For each line below that contains the word "麻烦请稍等", make a copy.

##### DATA FOR ANALYSIS

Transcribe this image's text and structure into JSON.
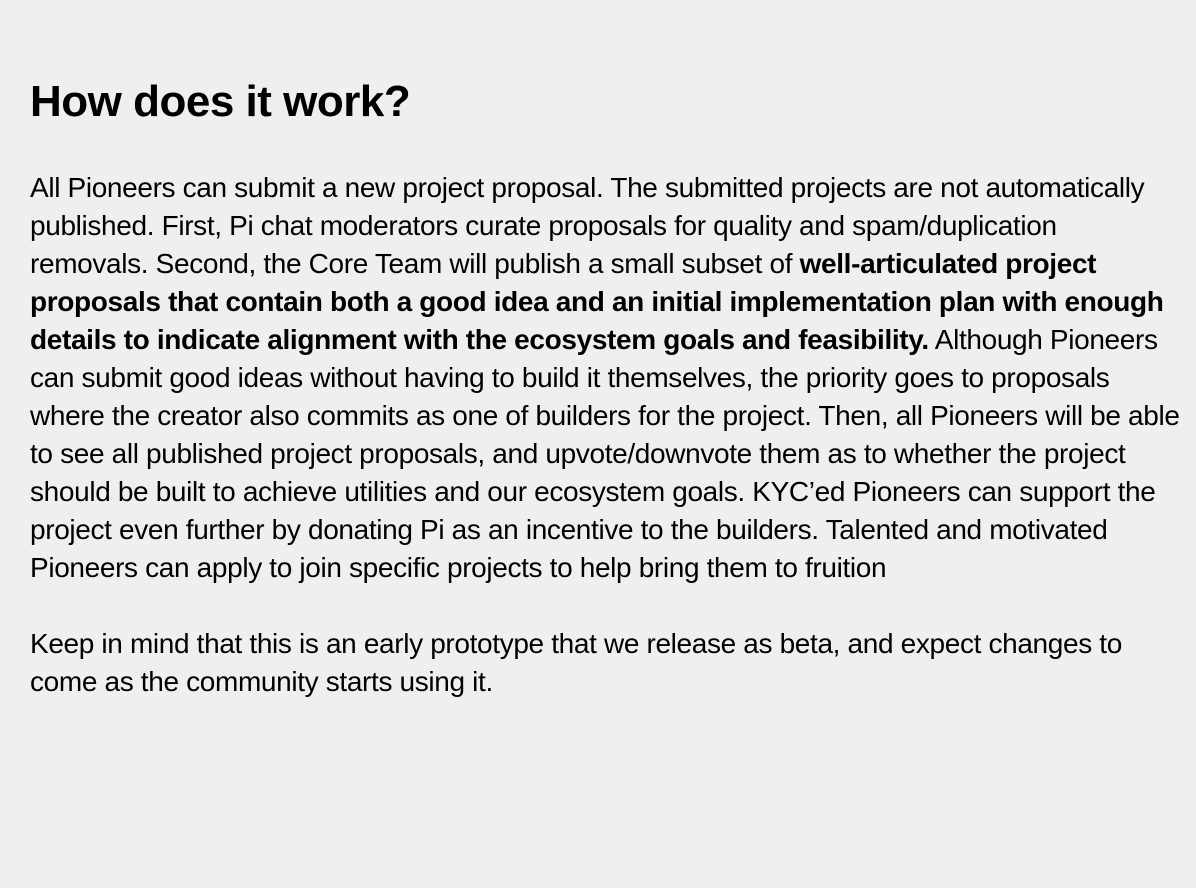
{
  "heading": "How does it work?",
  "paragraph1": {
    "before_bold": "All Pioneers can submit a new project proposal. The submitted projects are not automatically published. First, Pi chat moderators curate proposals for quality and spam/duplication removals. Second, the Core Team will publish a small subset of ",
    "bold": "well-articulated project proposals that contain both a good idea and an initial implementation plan with enough details to indicate alignment with the ecosystem goals and feasibility.",
    "after_bold": " Although Pioneers can submit good ideas without having to build it themselves, the priority goes to proposals where the creator also commits as one of builders for the project. Then, all Pioneers will be able to see all published project proposals, and upvote/downvote them as to whether the project should be built to achieve utilities and our ecosystem goals. KYC’ed Pioneers can support the project even further by donating Pi as an incentive to the builders. Talented and motivated Pioneers can apply to join specific projects to help bring them to fruition"
  },
  "paragraph2": "Keep in mind that this is an early prototype that we release as beta, and expect changes to come as the community starts using it."
}
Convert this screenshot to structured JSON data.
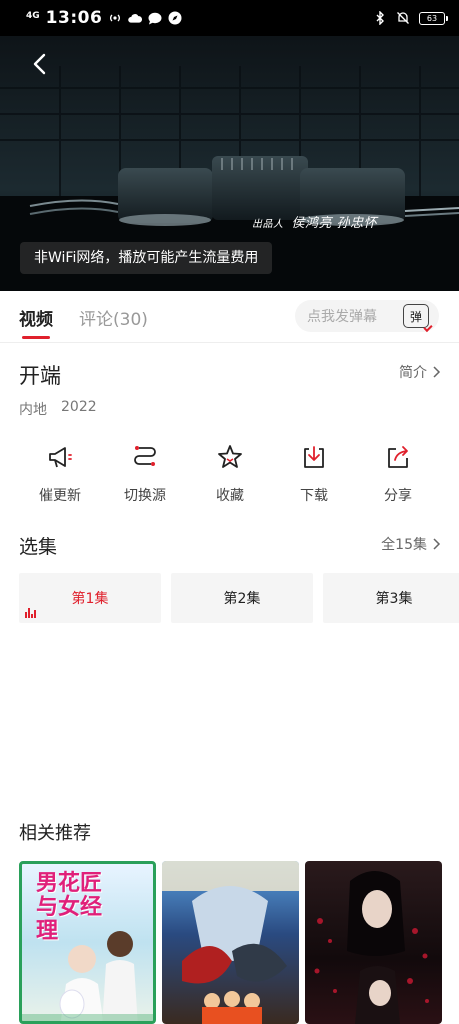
{
  "status_bar": {
    "network": "4G",
    "time": "13:06",
    "battery": "63"
  },
  "video": {
    "credit_small": "出品人",
    "credit_names": "侯鸿亮  孙忠怀",
    "wifi_tip": "非WiFi网络，播放可能产生流量费用"
  },
  "tabs": {
    "video": "视频",
    "comments": "评论(30)",
    "danmu_placeholder": "点我发弹幕",
    "danmu_button": "弹"
  },
  "show": {
    "title": "开端",
    "intro_link": "简介",
    "region": "内地",
    "year": "2022"
  },
  "actions": [
    {
      "label": "催更新",
      "icon": "megaphone-icon"
    },
    {
      "label": "切换源",
      "icon": "switch-source-icon"
    },
    {
      "label": "收藏",
      "icon": "star-icon"
    },
    {
      "label": "下载",
      "icon": "download-icon"
    },
    {
      "label": "分享",
      "icon": "share-icon"
    }
  ],
  "episodes": {
    "title": "选集",
    "all_label": "全15集",
    "items": [
      "第1集",
      "第2集",
      "第3集"
    ],
    "active_index": 0
  },
  "recommendations": {
    "title": "相关推荐",
    "posters": [
      {
        "text": "男花匠与女经理"
      },
      {
        "text": ""
      },
      {
        "text": ""
      }
    ]
  },
  "colors": {
    "accent": "#e0202c",
    "status_bar": "#000000",
    "text_primary": "#222222",
    "text_secondary": "#777777"
  }
}
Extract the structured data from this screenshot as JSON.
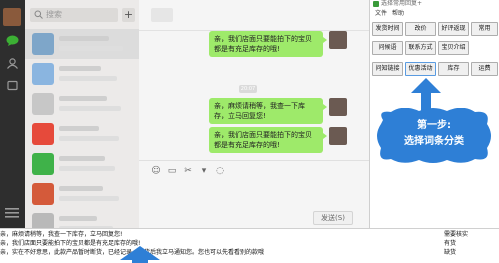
{
  "wechat": {
    "search_placeholder": "搜索",
    "plus_label": "+",
    "time_label": "20:07",
    "send_label": "发送(S)",
    "messages": [
      {
        "text": "亲，我们店面只要能拍下的宝贝都是有充足库存的哦!"
      },
      {
        "text": "亲，麻烦请稍等，我查一下库存，立马回复您!"
      },
      {
        "text": "亲，我们店面只要能拍下的宝贝都是有充足库存的哦!"
      }
    ],
    "tool_icons": [
      "☺",
      "▭",
      "✂",
      "▾",
      "◌"
    ]
  },
  "tool": {
    "title": "选择常用回复+",
    "menus": [
      "文件",
      "帮助"
    ],
    "buttons": [
      {
        "label": "发货时间"
      },
      {
        "label": "改价"
      },
      {
        "label": "好评返现"
      },
      {
        "label": "常用"
      },
      {
        "label": "问候语"
      },
      {
        "label": "联系方式"
      },
      {
        "label": "宝贝介绍"
      },
      {
        "label": "问知链接"
      },
      {
        "label": "优惠活动"
      },
      {
        "label": "库存"
      },
      {
        "label": "运费"
      }
    ]
  },
  "annotation": {
    "line1": "第一步:",
    "line2": "选择词条分类",
    "color": "#2e7fd6"
  },
  "replies": [
    {
      "text": "亲，麻烦请稍等，我查一下库存，立马回复您!",
      "status": "需要核实"
    },
    {
      "text": "亲，我们店面只要能拍下的宝贝都是有充足库存的哦!",
      "status": "有货"
    },
    {
      "text": "亲，实在不好意思，此款产品暂时断货，已经记录，到货后我立马通知您。您也可以先看看别的款哦",
      "status": "缺货"
    }
  ]
}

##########

SOLUTION FOR THIS TASK:
        "text": "亲，麻烦请稍等，我查一下库存，立马回复您!"
      "text": "亲，麻烦请稍等，我查一下库存，立马回复您!",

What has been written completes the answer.